Another indelible mark on Ulin’s literary psyche was made by Frank Conroy’s 1967 memoir Stop-Time in which he talks about his compulsive reading habit as a high school kid, “Night after night I’d lie in bed, with a glass of milk and a package of oatmeal cookies beside me, and read one paperback after another until two or three in the morning.” It’s tough to think a 16-year-old would do the same nowadays. If anything, he’ll be flanked by a MacBook and iPhone on his bed.

Strangely, now is the time when people should be reading more than anytime else. Right from our tweets to status updates to blogs to mobile texts to YouTube comments, we are dealing with words more than ever before.

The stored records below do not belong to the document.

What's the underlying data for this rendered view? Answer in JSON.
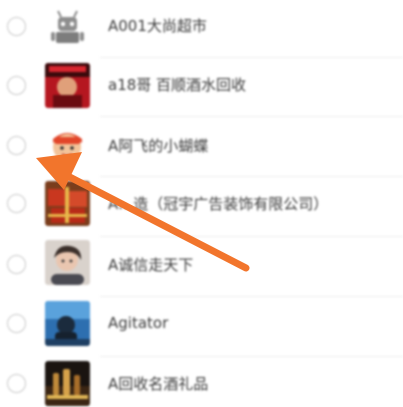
{
  "contacts": [
    {
      "name": "A001大尚超市",
      "avatar_icon": "android-robot-icon"
    },
    {
      "name": "a18哥 百顺酒水回收",
      "avatar_icon": "red-poster-avatar-icon"
    },
    {
      "name": "A阿飞的小蝴蝶",
      "avatar_icon": "cartoon-face-avatar-icon"
    },
    {
      "name": "A…造（冠宇广告装饰有限公司）",
      "avatar_icon": "gift-box-avatar-icon"
    },
    {
      "name": "A诚信走天下",
      "avatar_icon": "person-photo-avatar-icon"
    },
    {
      "name": "Agitator",
      "avatar_icon": "blue-sky-avatar-icon"
    },
    {
      "name": "A回收名酒礼品",
      "avatar_icon": "liquor-bottles-avatar-icon"
    }
  ],
  "annotation": {
    "arrow_color": "#f2752c",
    "arrow_icon": "orange-pointer-arrow-icon"
  },
  "colors": {
    "radio_border": "#c9c9c9",
    "label_text": "#3a3a3a",
    "divider": "#ececec"
  }
}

In his recent column, Simon Kuper, a Financial Times columnist, described the language of nouveau English speakers as Globish — “a simple, dull, idiom-free version of English with a small vocabulary.” Kuper is not yet done with his excoriation: “In a Globish world, the native English-speaker triumphs. When you need to drop into Globish, you can. But when subtlety or speed is required, you beat them. Native English-speakers often steer conversation, using phrases like, ‘Can I just jump in here...’ and, ‘So what we’re saying is...’ Foreigners sit mutely, trying to follow what’s being said.” In short, move beyond LOL and bollocks like that.

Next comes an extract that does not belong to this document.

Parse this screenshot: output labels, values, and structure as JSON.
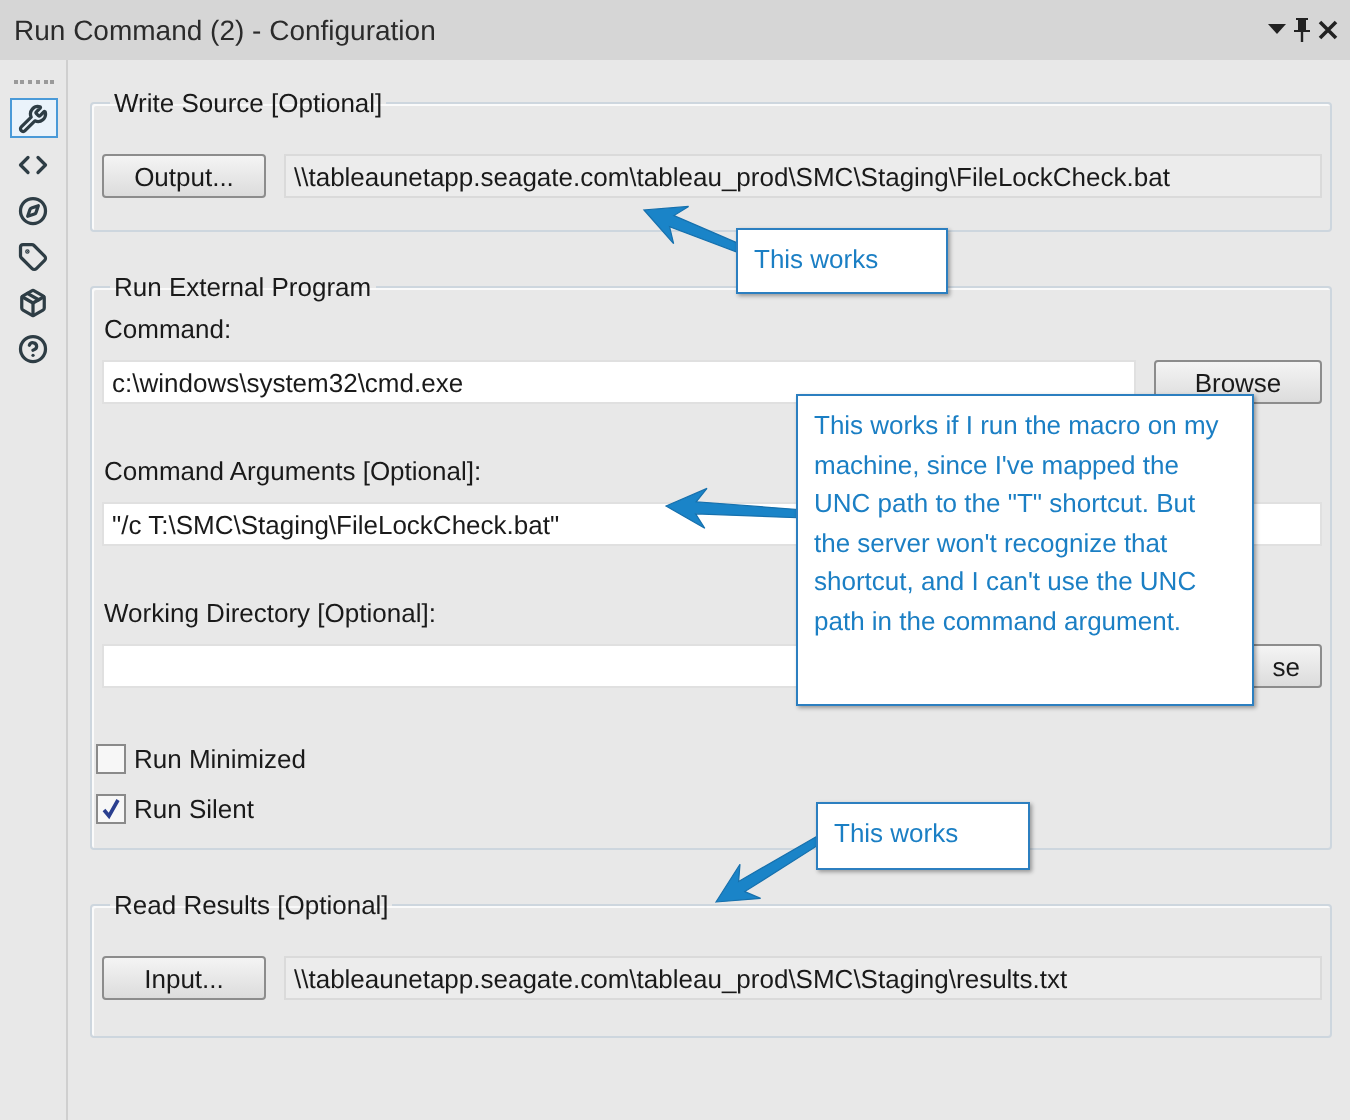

There’s never a moment when we are not thinking and the way you phrase your thinking will define your articulation level. In the middle of his slim book, Ulin takes a beautiful detour and tells the reader about a near-fatal accident of his son while scuba diving in Hawaii and how his son finally managed to reach safely and compares it to his son’s complaining about The Great Gatsby, “I had a mental image of him floundering in the linguistic ocean of the novel, much as he had floundered in the Pacific on that diving day.”

While Ulin is busy slamming the current age of Instant Gratification, his book seems to be an output of an unfettered access to Google and Red Bull. Most of the book’s eureka moments happen to be quotes from a myriad of sources; right from Scott Fitzgerald to Nicholas Carr and Borges to Nicholson Baker. Ulin seems so impressed with Carr’s The Shallows: What the Internet Is Doing to Our Brains that he quotes the book’s most cogent arguments verbatim and ends up cleaning the digital Augean stables with the help of the shape-shifting book: “Fiction readers mentally simulate each new situation encountered in a narrative. Details about actions and sensations are captured from the text and integrated with personal knowledge from vast experiences. Deep reading is by no means a passive exercise. The reader becomes the book.”

Ulin’s criticism of Kindle too is borrowed from Nicholson Baker’s 2009 New Yorker article, “sharp black letters laid out like lacquered chopsticks on a clean tablecloth”. Though it’s true that the brains of the current generation are the digital equivalent of a web browser with 12 tabs open at once, it’s not yet certain if the Internet is indeed a bane to literature. The phenomenon needs to be given at least another decade to quantify its intelligence or vacuity-quotient. For now, let’s install the Freedom software and get off the digital treadmill.

David L Ulin
Sasquatch Books
152 pages; Rs 466